Last week, Roy Moore’s ambulance-chasing hack attorney sent a terribly written huff and puff letter to the Alabama Media Group, which owns three newspapers and the AL.com website, and to the Washington Post, threatening to sue them over allegedly inaccurate stories. AMG is pretty much laughing in Moore’s face.
Moore’s camp has twice threatened the Alabama Media Group, home to AL.com, according to a letter from a lawyer for the company. “You have accused AL.com of making ‘false reports and/or careless reporting’ about multiple subjects related to your clients,” reads the letter from John Thompson of Lightfoot Franklin White LLC. “Your letter demands that AL.com retract and recant its prior stories and that it ‘cease and desist’ from any further reporting about your clients,” reads the letter.“AL.com hereby rejects your demand,” it continues.
Michelle Holmes, vice president of content for Alabama Media Group (AMG), tells the Erik Wemple Blog that the company lacks specificity on just what stories have offended Roy Moore, Kayla Moore and their Foundation for Moral Law. “As the letter outlines, these demands appear to be a show more than they are a serious attempt to question what we believe to be fully legitimate, serious reporting,” says Holmes. The letter states, “You have not explained how anything that AL.com has reported is untrue, inaccurate or erroneous, nor do you provide any support for your position.”
There are two things they know with nearly absolute certainty: Moore is not going to file a lawsuit, and if he did, it would be dismissed quickly. They have pretty much a zero chance of ever losing such a suit.
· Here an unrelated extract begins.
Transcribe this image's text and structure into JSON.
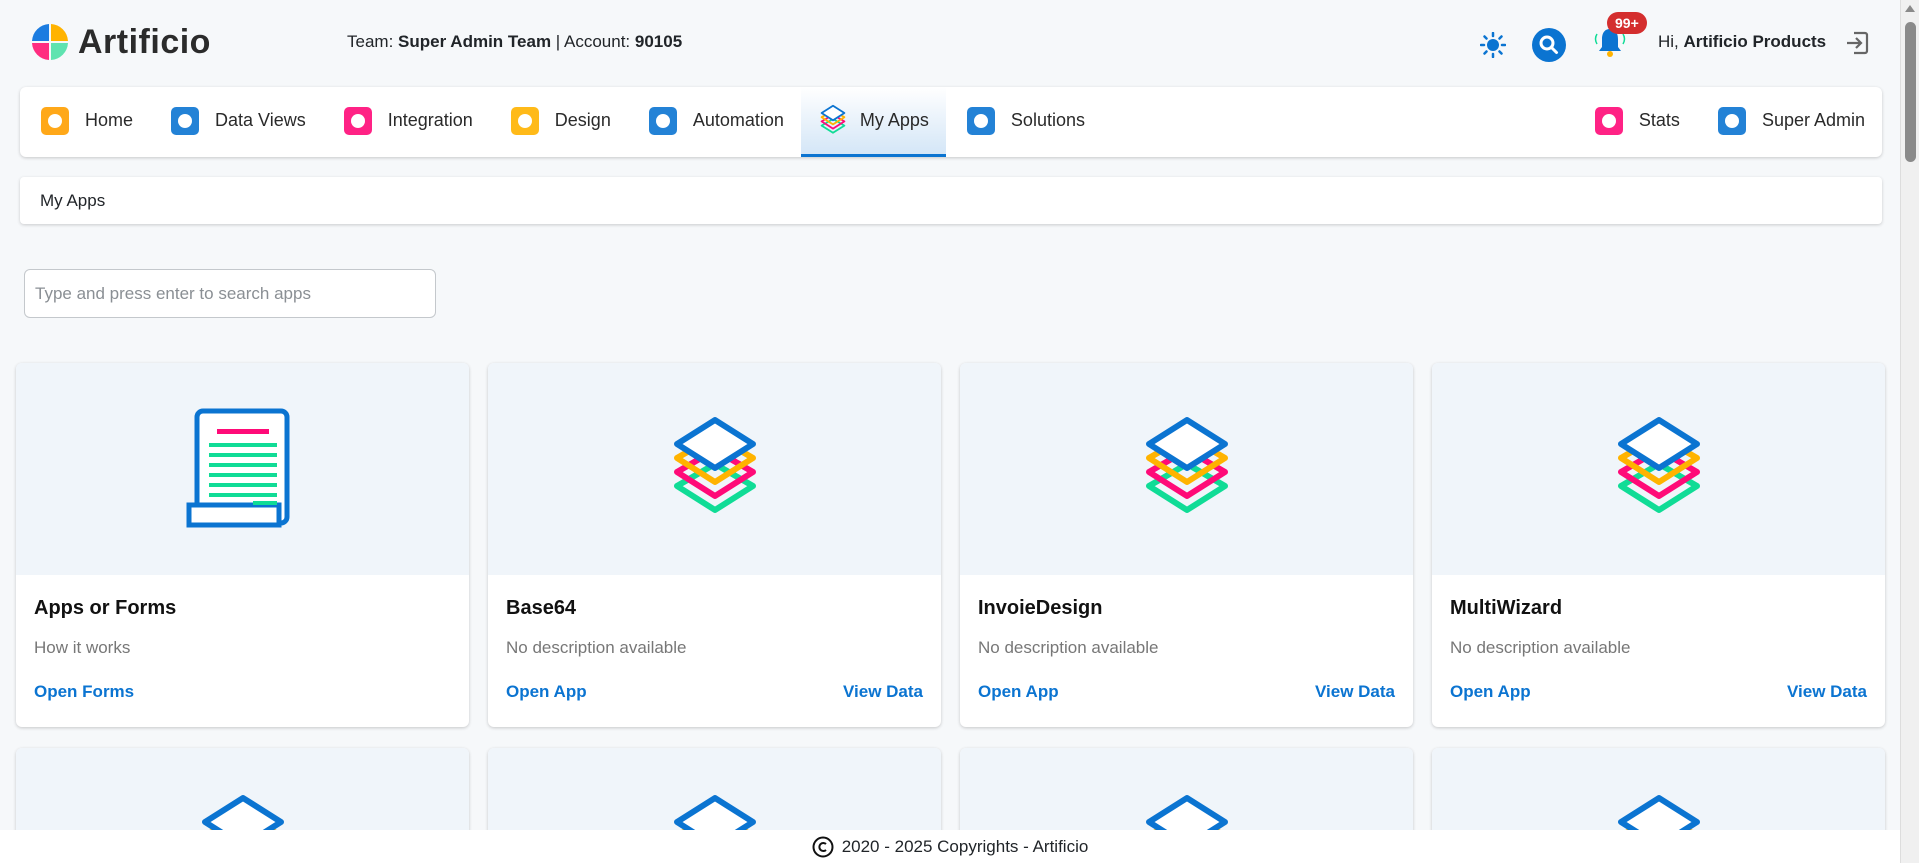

So Moore’s attorney can huff and puff all he wants, but he isn’t going to blow their house down and they know it. They also know that the last thing Moore wants is to open himself up to discovery motions and subpoenas that would uncover even more dirt on him, or at least confirm what was previously reported.